As you know I have not been traveling much this summer. It has expanded my horizons to subjects I would not ordinarily consider photographing. Our annual Bavarian Blast summer festival is a case in point. After ignoring it for 10 years I sat on the curb and recorded this, a cacophonous contrast to the tranquil prairie I usually record. For those of you like me who have a hard time sitting thru a 90 minute parade the essence has been distilled to about 35 seconds. Sound recorded on the iPhone, otherwise my Canon made a brief appearance for the still shots.
Friday, July 31, 2015
Wednesday, July 29, 2015
I have been laid up getting tuned and metaled up for the next couple decades. My "tripod neck" that I attributed to age and overuse was much more serious than that requiring a few neck vertebrae to be fused (bolted) together.
One morning, while pondering when I was going to go home, a young lady came in and said "What a beautiful view!" I looked at her and thought "What??" It was then that I realized I had been looking down at the barren rooftops and she was looking at the beautiful blue sky. She changed my attitude!
The other realization during my confinement was how tough some families have it when loved ones are ill and will never return to normal. I am grateful I will be back to normal. I have been reminded that I am not in control and time is limited. It is time to get back to seeing and sharing nature's beauty.
Friday, July 17, 2015
I'm continuing my exploration of the prairie using high speed video recording on the iPhone. These small flies were busy one morning last week and tolerated the close up attachment that requires a distance of about an inch for optimum focus. Recorded at 240 fps which means one second of action translates into 8 seconds of video. Now if I could afford a more sophisticated camera that records in high speed. Most cameras limit the shooting time to a few seconds because of the intense onboard computer commitment to process and store that volume of information. The high end cameras have a pre-record feature so you can save the action after it has happened. This is a great feature since it can take several seconds for a camera to transfer the information to a memory card.
Thursday, July 9, 2015
I'm continuing my test of the iPhone for nature photography and videography. This piece was shot using the stock lens at 240 fps, replayed at 30 fps. Audio was also recorded at the time of capture. I used creative license and put the best buzzing at each of the flight times, along with dropping the level of background audio. New lens attachments are being tested and there will be a video available next week.
For those of you who are more interested in still photography I have started using Flickr regularly and can be found at:
As always, just sharing my love of nature.
Tuesday, July 7, 2015
I love wild raspberries, especially over ice cream. They might be a little gritty if you are used to domestic berries that have had the seeds genetically minimized. There is something satisfying about finding the berries, picking them, and then enjoying them. There are lots of edible wild plants but none as sweet as wild raspberries.

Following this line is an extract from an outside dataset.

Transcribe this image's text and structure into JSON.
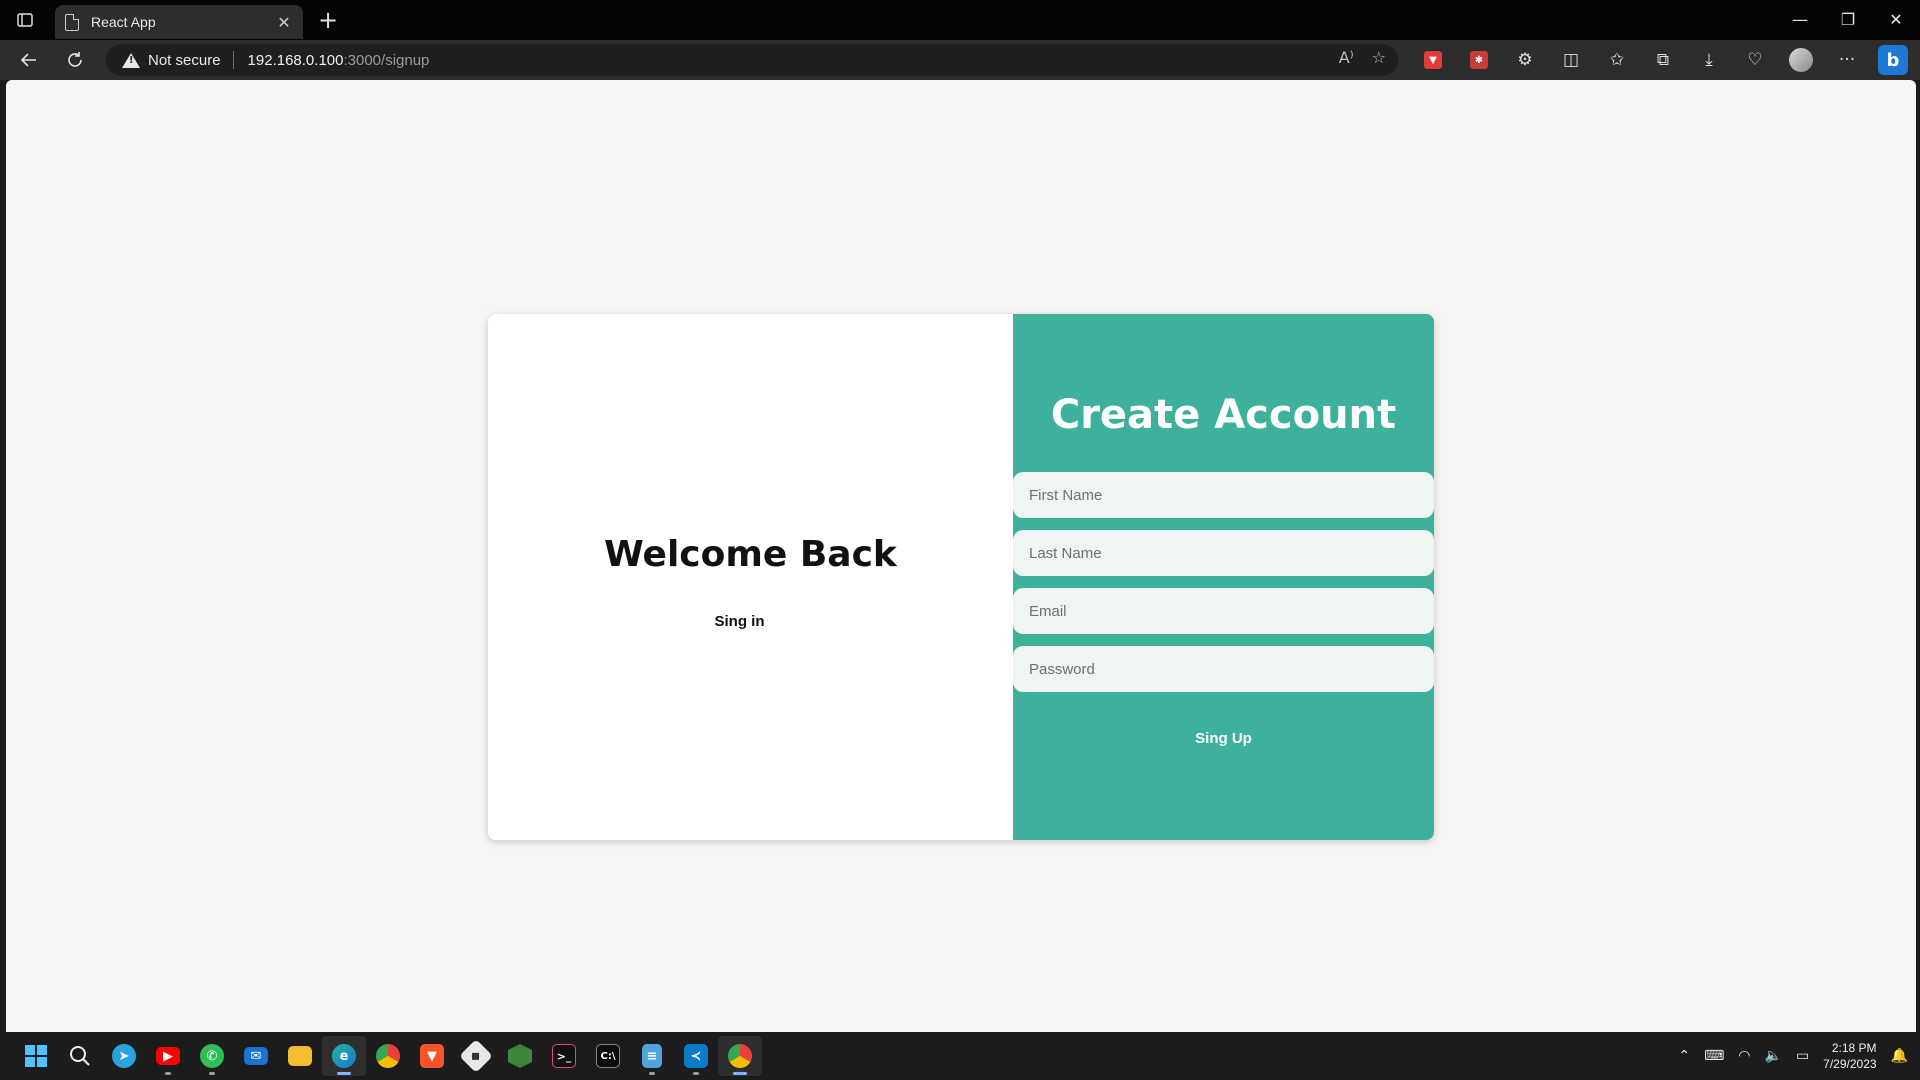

Technical: iPhone6, ProCamera app, iPro Lens system macro lens.
Sunday, July 5, 2015
Am I the only one who thought of this while watching fireworks last night? Perhaps I'm anxious to get out in the prairie while July colors are still there, but then there are always the yellows and purples of August to look forward to.

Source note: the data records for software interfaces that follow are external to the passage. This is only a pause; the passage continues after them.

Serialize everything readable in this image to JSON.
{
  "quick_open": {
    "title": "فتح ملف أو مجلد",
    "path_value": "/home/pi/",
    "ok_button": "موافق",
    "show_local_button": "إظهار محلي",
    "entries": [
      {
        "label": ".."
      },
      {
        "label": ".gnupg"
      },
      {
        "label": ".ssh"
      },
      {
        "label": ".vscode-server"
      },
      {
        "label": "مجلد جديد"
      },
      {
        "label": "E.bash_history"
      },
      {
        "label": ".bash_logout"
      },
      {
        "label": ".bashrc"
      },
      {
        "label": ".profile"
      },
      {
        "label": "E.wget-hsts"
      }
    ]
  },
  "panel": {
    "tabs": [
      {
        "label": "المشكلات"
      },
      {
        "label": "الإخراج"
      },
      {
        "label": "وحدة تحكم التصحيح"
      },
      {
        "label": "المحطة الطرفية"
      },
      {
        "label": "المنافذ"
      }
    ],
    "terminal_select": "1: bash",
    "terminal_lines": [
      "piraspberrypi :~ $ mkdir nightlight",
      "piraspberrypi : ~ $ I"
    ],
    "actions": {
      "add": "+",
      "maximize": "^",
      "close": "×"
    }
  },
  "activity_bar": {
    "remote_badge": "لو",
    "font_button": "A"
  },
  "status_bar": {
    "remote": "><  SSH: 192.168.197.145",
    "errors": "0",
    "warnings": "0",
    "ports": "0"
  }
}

Technical: iPhone6 capture, Lightroom to sharpen
Saturday, July 4, 2015
We went to the traditional July 3rd fireworks at Cambria, MN, last night. The village easily swells to at least 3 times the normal population of 300 for a few hours each year. Their display is excellent and allows for up close fireworks photography. A wide angle lens is all that is needed for the overhead shots. However, not all the color is in the sky. Hope you get out this weekend to see some holiday color and reflect on the history of the day.

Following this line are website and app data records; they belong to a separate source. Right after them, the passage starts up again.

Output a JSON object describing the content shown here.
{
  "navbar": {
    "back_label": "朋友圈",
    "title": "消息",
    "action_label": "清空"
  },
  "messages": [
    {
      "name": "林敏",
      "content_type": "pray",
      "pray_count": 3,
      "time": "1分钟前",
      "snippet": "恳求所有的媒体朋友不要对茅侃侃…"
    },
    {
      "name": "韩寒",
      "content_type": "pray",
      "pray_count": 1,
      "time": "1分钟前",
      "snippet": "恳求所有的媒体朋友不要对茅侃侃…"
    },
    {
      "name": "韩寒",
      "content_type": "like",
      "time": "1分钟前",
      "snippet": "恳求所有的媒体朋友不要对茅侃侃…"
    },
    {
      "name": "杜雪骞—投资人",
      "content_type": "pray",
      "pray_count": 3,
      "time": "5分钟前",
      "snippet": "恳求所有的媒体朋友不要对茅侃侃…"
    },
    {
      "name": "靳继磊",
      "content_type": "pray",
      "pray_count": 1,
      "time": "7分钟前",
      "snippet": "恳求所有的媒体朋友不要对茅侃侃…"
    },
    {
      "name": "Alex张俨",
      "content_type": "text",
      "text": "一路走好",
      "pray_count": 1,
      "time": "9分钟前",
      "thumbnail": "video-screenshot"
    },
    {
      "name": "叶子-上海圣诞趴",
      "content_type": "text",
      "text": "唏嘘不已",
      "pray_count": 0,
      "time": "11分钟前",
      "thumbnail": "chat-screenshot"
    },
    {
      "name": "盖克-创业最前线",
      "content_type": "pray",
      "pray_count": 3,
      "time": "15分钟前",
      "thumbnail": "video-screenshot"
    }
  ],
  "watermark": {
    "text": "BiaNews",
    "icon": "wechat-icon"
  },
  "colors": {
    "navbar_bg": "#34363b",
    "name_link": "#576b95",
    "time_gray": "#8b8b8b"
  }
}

Friday, July 3, 2015
This small puddle has intrigued me for the last several months so I put a camera on it for most of the month of June. I was hoping for some small critters but was pleasantly surprised by the pheasant rooster.
Any softness in focus is due to me putting the camera too close to the rock. The camera has a minimum sharpness range about 40 inches and I crept in a little to close. All sounds with still images were recorded at Cottonwood Prairie using an iPhone6 Audio during the video was recorded on the Reconyx.